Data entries
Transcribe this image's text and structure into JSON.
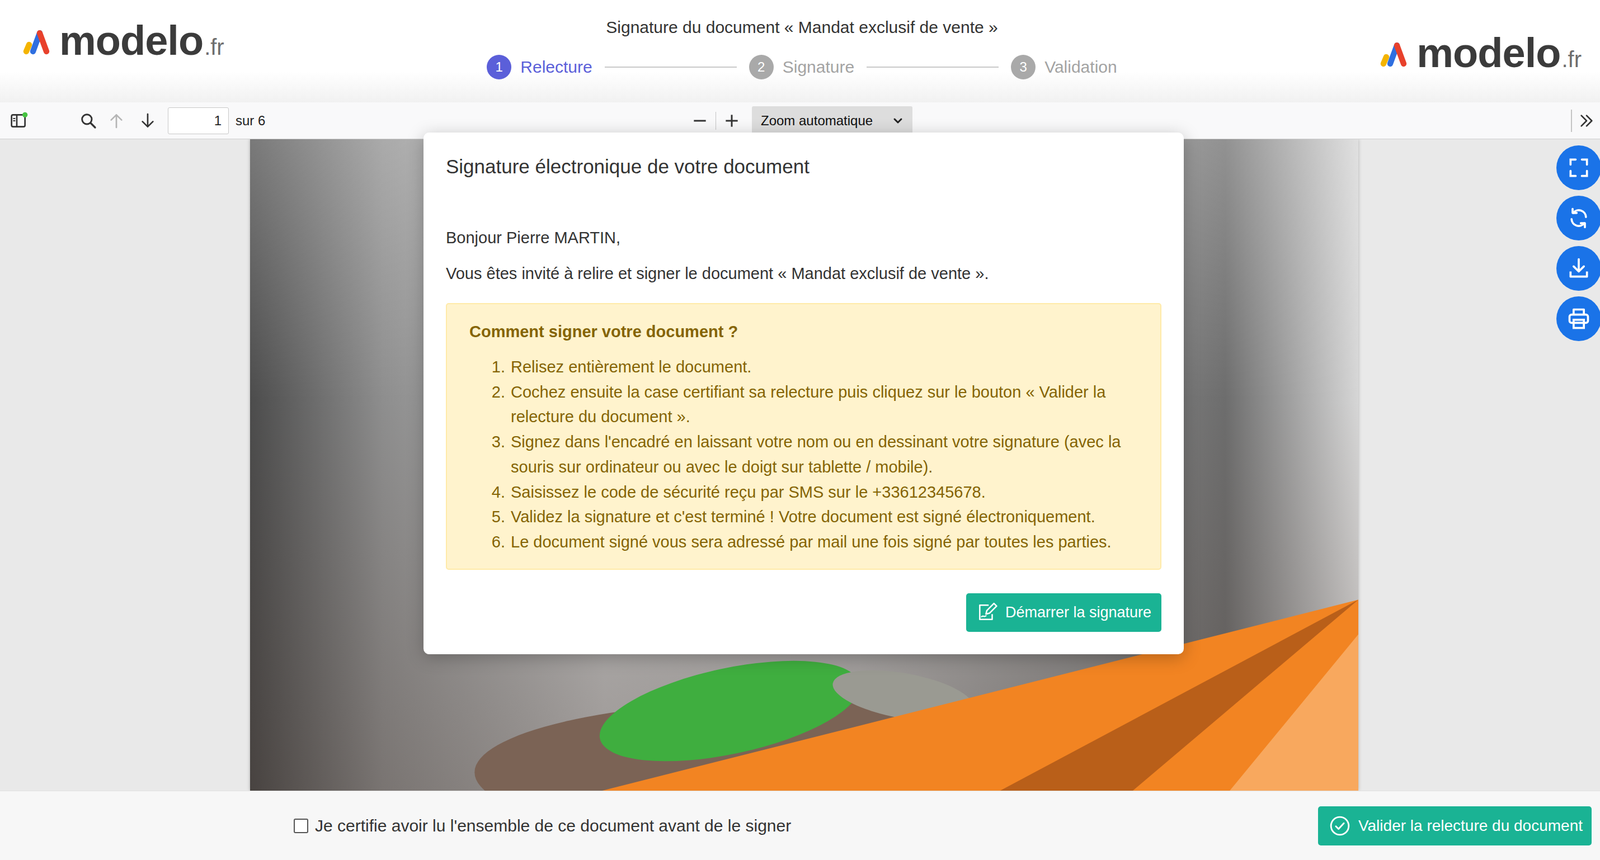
{
  "header": {
    "title": "Signature du document « Mandat exclusif de vente »",
    "logo": {
      "name": "modelo",
      "suffix": ".fr"
    },
    "steps": [
      {
        "number": "1",
        "label": "Relecture",
        "selected": true
      },
      {
        "number": "2",
        "label": "Signature",
        "selected": false
      },
      {
        "number": "3",
        "label": "Validation",
        "selected": false
      }
    ]
  },
  "toolbar": {
    "page": "1",
    "page_count": "sur 6",
    "zoom": "Zoom automatique",
    "nav": [
      {
        "kind": "up",
        "disabled": true
      },
      {
        "kind": "down",
        "disabled": false
      }
    ]
  },
  "modal": {
    "title": "Signature électronique de votre document",
    "greeting": "Bonjour Pierre MARTIN,",
    "intro": "Vous êtes invité à relire et signer le document « Mandat exclusif de vente ».",
    "help": {
      "title": "Comment signer votre document ?",
      "steps": [
        {
          "number": "1.",
          "text": "Relisez entièrement le document."
        },
        {
          "number": "2.",
          "text": "Cochez ensuite la case certifiant sa relecture puis cliquez sur le bouton « Valider la relecture du document »."
        },
        {
          "number": "3.",
          "text": "Signez dans l'encadré en laissant votre nom ou en dessinant votre signature (avec la souris sur ordinateur ou avec le doigt sur tablette / mobile)."
        },
        {
          "number": "4.",
          "text": "Saisissez le code de sécurité reçu par SMS sur le +33612345678."
        },
        {
          "number": "5.",
          "text": "Validez la signature et c'est terminé ! Votre document est signé électroniquement."
        },
        {
          "number": "6.",
          "text": "Le document signé vous sera adressé par mail une fois signé par toutes les parties."
        }
      ]
    },
    "button": "Démarrer la signature"
  },
  "footer": {
    "checkbox": {
      "label": "Je certifie avoir lu l'ensemble de ce document avant de le signer",
      "checked": false
    },
    "button": "Valider la relecture du document"
  }
}
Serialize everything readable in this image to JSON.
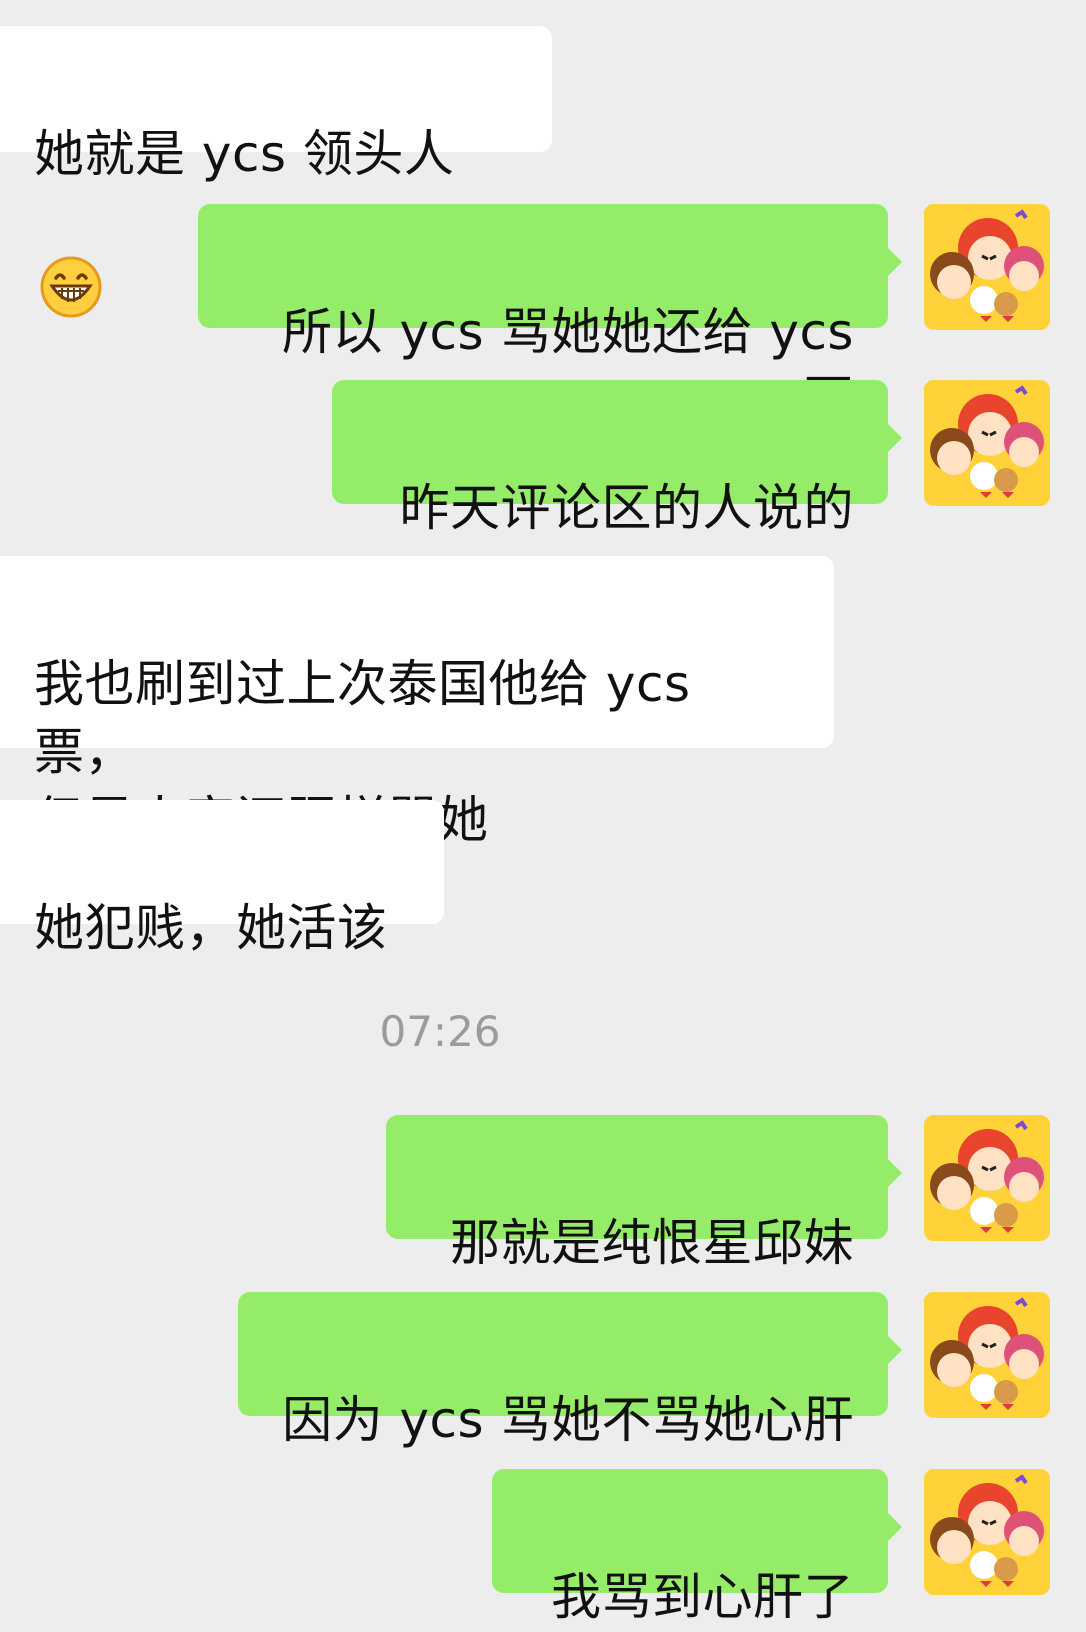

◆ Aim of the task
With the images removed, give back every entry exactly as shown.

◆ Answer to this task
Transcribe this image's text and structure into JSON.
{
  "header": {
    "title": "Signature du document « Mandat exclusif de vente »",
    "logo": {
      "name": "modelo",
      "suffix": ".fr"
    },
    "steps": [
      {
        "number": "1",
        "label": "Relecture",
        "selected": true
      },
      {
        "number": "2",
        "label": "Signature",
        "selected": false
      },
      {
        "number": "3",
        "label": "Validation",
        "selected": false
      }
    ]
  },
  "toolbar": {
    "page": "1",
    "page_count": "sur 6",
    "zoom": "Zoom automatique",
    "nav": [
      {
        "kind": "up",
        "disabled": true
      },
      {
        "kind": "down",
        "disabled": false
      }
    ]
  },
  "modal": {
    "title": "Signature électronique de votre document",
    "greeting": "Bonjour Pierre MARTIN,",
    "intro": "Vous êtes invité à relire et signer le document « Mandat exclusif de vente ».",
    "help": {
      "title": "Comment signer votre document ?",
      "steps": [
        {
          "number": "1.",
          "text": "Relisez entièrement le document."
        },
        {
          "number": "2.",
          "text": "Cochez ensuite la case certifiant sa relecture puis cliquez sur le bouton « Valider la relecture du document »."
        },
        {
          "number": "3.",
          "text": "Signez dans l'encadré en laissant votre nom ou en dessinant votre signature (avec la souris sur ordinateur ou avec le doigt sur tablette / mobile)."
        },
        {
          "number": "4.",
          "text": "Saisissez le code de sécurité reçu par SMS sur le +33612345678."
        },
        {
          "number": "5.",
          "text": "Validez la signature et c'est terminé ! Votre document est signé électroniquement."
        },
        {
          "number": "6.",
          "text": "Le document signé vous sera adressé par mail une fois signé par toutes les parties."
        }
      ]
    },
    "button": "Démarrer la signature"
  },
  "footer": {
    "checkbox": {
      "label": "Je certifie avoir lu l'ensemble de ce document avant de le signer",
      "checked": false
    },
    "button": "Valider la relecture du document"
  }
}
Serialize everything readable in this image to JSON.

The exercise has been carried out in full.